being pushed to the max. If there was to be one criticism, it may be that Skream and Plastician’s
set seemed to be the mirror image of what one may have expected 5 years ago, possibly lacking
diversity in sound. Nonetheless, they cannot be faulted for still using such crucial tunes in the
scene’s come up, and the magical air of nostalgia outweighed the need for innovation. It is a
moment that will hopefully spark a resurgence of prominent sets from dub pioneers, and any
doubts about Boomtown’s ability to keep producing special musical moments was stripped away.
Pivotal within this years Boomtown was the Lion’s Den, which seems to have adopted the role of
main stage. Hosting artists from UB-40 to The Streets, it was almost constantly packed, and
balanced Relic’s drum and bass focus nicely. With Nucleus adopting the role of techno central - the
commitment to which was impressive for a festival not typically associated with the genre - it
seemed all of music was covered. To be able to go from an uplifting Streets gig straight to the Sub
Lab was a real auditory feast, and disproved those who thought that budget cuts might hinder the
event’s success. All of this led up to the finale, where My Nu Leng closed out Relic with a specially
commissioned Mandidextrous Remix. Here AMI resurfaced, and it was revealed that she had been
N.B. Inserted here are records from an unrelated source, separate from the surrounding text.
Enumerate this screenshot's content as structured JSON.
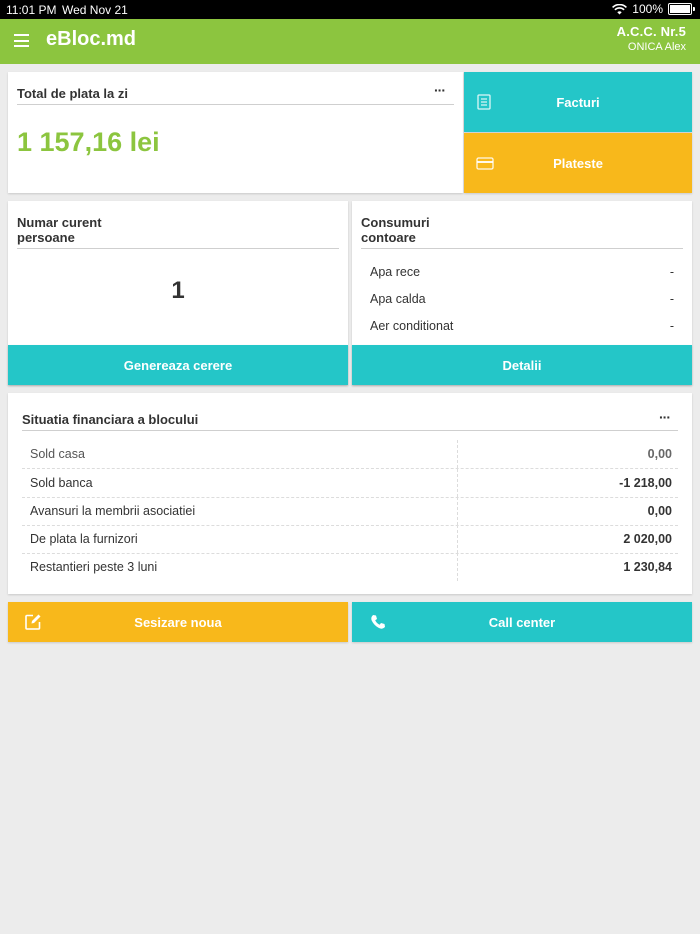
{
  "status_bar": {
    "time": "11:01 PM",
    "date": "Wed Nov 21",
    "battery": "100%"
  },
  "header": {
    "app_title": "eBloc.md",
    "association": "A.C.C. Nr.5",
    "user": "ONICA Alex"
  },
  "total": {
    "title": "Total de plata la zi",
    "amount": "1 157,16 lei",
    "menu": "···"
  },
  "actions": {
    "invoices_label": "Facturi",
    "pay_label": "Plateste"
  },
  "persons": {
    "title_line1": "Numar curent",
    "title_line2": "persoane",
    "count": "1",
    "button_label": "Genereaza cerere"
  },
  "meters": {
    "title_line1": "Consumuri",
    "title_line2": "contoare",
    "items": [
      {
        "label": "Apa rece",
        "value": "-"
      },
      {
        "label": "Apa calda",
        "value": "-"
      },
      {
        "label": "Aer conditionat",
        "value": "-"
      }
    ],
    "button_label": "Detalii"
  },
  "finance": {
    "title": "Situatia financiara a blocului",
    "menu": "···",
    "rows": [
      {
        "label": "Sold casa",
        "value": "0,00"
      },
      {
        "label": "Sold banca",
        "value": "-1 218,00"
      },
      {
        "label": "Avansuri la membrii asociatiei",
        "value": "0,00"
      },
      {
        "label": "De plata la furnizori",
        "value": "2 020,00"
      },
      {
        "label": "Restantieri peste 3 luni",
        "value": "1 230,84"
      }
    ]
  },
  "bottom": {
    "report_label": "Sesizare noua",
    "call_label": "Call center"
  },
  "colors": {
    "green": "#8cc53f",
    "teal": "#24c6c8",
    "yellow": "#f8b81b"
  }
}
‘gathering data’ on all those at the festival. If there was to be a criticism, it may be that previous
years’ themes had been clearer throughout, more closely woven with the story of the event itself.
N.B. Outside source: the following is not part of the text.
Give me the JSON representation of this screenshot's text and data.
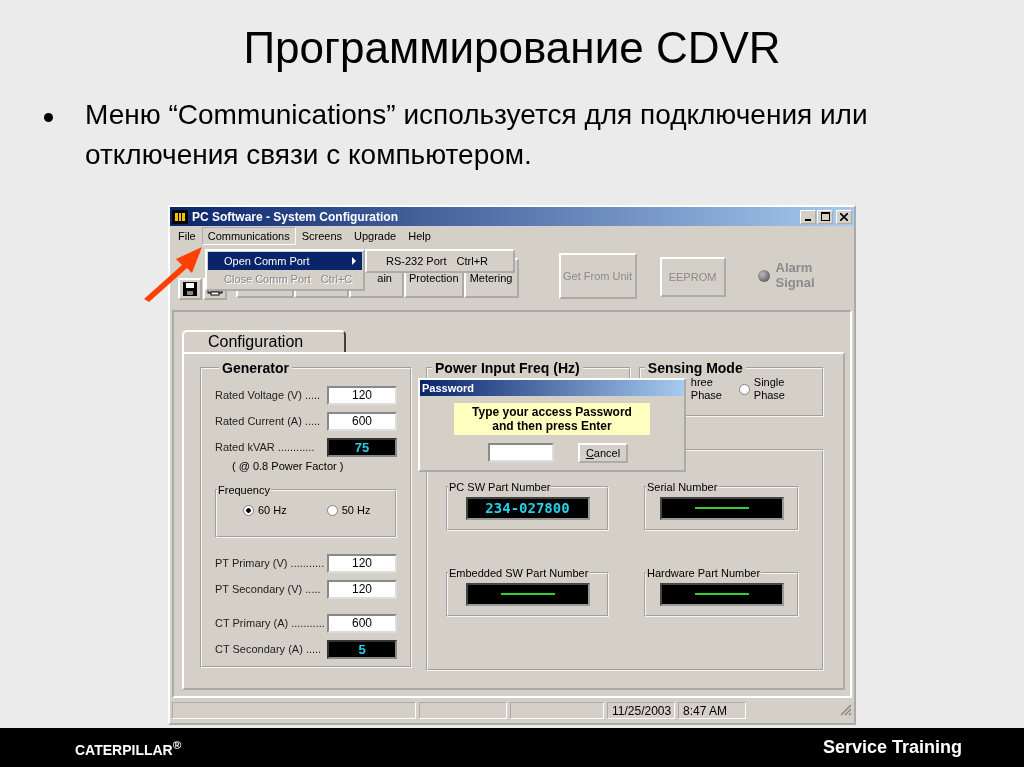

The end appearance of AMI seemed slightly arbitrary, and didn’t feel connected to ones
experience. Nonetheless, her angry face projected all over the towers certainly provided quite the
backdrop from a truly epic closing set.


Boomtown are opening a brand new creative events venue called area.404 in Bristol, UK

Festivals are built not only on the big moments however, but on all the small features coming
together. Boomtown managed a 70% reduction in waste, and there was even an Extinction
Rebellion takeover of Paradise Heights. The food and drink seemed constantly available and
affordable - crucial for those in need of sustenance after a big day. There seemed to be an
underlying spirit of perseverance against the weather, and revellers seemed optimistic as they
marched from stage to stage. Geographically, it seemed to still lack some cohesion, and maybe
AMI’s slightly weak presence as a theme had something to do with this. Nonetheless, with
organisers trying to revolutionise the event on a weekend that looked set to pose so many
technical challenges, it was definitely a Chapter worthy of its name - the radical city. Having looked
poised to lose some of its standing, it is now firmly back on the list as a festival to go to for all ages
and lovers of all genres.